**Instructions to follow:**
Scan the listing below for "object", then report every line that has it.
___ Data ___
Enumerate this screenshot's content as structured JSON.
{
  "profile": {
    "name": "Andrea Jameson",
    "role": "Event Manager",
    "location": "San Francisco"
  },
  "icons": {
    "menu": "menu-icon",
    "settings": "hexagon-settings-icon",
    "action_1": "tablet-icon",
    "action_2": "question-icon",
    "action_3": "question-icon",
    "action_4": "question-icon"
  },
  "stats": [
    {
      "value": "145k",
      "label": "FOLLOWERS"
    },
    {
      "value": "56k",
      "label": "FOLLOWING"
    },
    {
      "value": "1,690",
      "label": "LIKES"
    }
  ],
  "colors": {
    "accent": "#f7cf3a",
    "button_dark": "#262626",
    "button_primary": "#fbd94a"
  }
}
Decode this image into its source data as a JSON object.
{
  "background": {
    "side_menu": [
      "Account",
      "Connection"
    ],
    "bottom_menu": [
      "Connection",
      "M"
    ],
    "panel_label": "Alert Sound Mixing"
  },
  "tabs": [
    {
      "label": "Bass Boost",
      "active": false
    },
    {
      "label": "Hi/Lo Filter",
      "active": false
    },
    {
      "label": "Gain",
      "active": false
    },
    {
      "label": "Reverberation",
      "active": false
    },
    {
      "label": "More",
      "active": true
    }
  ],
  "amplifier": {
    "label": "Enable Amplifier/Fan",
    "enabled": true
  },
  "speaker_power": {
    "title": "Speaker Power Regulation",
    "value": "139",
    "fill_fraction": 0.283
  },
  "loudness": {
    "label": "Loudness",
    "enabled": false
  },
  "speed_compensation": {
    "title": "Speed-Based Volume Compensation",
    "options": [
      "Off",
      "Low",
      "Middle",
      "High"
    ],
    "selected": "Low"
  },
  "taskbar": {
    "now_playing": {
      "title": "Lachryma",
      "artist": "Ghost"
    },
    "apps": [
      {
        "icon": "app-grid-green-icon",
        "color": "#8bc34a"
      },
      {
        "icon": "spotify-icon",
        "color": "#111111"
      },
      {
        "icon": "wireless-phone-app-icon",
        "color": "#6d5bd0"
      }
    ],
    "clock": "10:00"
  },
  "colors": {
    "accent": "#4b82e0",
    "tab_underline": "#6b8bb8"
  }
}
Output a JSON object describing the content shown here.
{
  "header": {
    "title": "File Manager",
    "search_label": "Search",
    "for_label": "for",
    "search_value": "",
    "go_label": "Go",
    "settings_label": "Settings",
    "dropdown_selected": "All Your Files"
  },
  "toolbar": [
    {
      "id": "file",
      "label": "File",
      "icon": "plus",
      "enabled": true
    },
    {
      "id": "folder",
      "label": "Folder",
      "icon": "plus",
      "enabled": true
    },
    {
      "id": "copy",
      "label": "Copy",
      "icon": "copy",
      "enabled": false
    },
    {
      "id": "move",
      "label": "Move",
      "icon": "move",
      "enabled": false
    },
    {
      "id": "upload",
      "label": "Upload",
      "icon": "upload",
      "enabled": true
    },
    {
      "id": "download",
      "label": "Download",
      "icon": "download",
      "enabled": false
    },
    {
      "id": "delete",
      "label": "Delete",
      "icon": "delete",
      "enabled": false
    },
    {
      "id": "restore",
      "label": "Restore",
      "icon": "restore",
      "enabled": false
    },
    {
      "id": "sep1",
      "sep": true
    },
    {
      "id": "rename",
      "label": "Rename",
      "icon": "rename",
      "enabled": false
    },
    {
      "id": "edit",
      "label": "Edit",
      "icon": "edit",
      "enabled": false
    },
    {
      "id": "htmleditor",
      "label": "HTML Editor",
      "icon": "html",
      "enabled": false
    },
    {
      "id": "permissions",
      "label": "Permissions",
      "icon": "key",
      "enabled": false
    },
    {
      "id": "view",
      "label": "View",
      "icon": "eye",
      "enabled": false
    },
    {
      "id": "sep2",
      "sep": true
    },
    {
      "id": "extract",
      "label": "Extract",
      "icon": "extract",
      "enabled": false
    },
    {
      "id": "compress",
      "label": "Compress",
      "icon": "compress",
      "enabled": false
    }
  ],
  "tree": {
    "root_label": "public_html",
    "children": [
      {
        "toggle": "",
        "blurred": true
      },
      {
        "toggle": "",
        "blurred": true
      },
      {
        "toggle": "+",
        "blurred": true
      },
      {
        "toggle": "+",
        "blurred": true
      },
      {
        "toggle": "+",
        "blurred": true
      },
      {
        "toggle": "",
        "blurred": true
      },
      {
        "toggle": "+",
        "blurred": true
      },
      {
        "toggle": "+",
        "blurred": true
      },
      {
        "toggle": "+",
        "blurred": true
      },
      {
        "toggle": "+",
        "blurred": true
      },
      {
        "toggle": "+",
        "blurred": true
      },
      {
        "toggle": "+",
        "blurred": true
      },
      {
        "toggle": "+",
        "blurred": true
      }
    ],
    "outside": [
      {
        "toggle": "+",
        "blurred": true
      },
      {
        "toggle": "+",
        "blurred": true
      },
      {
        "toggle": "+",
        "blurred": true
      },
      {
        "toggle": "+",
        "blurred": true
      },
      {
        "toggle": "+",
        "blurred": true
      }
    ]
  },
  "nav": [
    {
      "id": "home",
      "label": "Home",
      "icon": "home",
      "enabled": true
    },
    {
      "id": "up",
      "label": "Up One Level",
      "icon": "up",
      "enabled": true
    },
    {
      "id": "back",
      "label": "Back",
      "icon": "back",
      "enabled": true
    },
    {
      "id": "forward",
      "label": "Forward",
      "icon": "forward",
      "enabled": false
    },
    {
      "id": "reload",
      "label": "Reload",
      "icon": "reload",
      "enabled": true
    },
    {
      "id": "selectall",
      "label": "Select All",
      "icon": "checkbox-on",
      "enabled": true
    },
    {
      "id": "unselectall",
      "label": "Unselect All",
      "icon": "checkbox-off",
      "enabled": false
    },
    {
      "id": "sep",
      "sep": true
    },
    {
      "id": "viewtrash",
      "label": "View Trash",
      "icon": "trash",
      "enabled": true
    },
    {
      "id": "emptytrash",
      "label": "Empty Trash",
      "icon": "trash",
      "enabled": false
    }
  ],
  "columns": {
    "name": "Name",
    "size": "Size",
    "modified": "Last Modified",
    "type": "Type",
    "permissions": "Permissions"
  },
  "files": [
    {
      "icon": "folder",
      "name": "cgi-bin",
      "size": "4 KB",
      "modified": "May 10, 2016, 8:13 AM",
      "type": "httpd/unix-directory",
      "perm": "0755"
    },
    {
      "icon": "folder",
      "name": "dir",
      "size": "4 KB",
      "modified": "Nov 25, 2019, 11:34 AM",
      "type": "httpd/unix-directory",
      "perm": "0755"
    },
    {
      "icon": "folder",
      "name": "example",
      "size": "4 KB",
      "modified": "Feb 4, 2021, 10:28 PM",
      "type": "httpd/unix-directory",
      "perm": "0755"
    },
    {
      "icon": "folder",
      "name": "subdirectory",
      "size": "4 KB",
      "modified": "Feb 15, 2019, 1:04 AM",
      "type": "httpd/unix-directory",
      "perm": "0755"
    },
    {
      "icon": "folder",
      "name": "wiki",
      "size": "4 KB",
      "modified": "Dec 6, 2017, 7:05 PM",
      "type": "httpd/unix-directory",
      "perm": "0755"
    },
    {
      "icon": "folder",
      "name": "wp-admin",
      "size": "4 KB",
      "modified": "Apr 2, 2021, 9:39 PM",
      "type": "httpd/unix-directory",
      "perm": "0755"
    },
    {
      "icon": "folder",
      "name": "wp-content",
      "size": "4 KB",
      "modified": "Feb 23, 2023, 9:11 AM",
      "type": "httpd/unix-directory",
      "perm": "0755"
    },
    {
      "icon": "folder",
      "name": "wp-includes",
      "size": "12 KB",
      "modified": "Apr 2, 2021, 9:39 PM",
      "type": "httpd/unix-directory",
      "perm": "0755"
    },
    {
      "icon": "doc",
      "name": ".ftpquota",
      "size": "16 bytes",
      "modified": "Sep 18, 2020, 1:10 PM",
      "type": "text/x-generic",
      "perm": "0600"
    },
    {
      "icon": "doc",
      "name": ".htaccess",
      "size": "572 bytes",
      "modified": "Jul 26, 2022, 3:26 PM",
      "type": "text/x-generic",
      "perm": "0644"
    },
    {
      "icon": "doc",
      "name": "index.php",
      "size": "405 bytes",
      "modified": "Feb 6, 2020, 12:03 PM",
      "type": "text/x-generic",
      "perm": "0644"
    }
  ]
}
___
**Solution:**
Decode this image into its source data as a JSON object.
Output a JSON object describing the content shown here.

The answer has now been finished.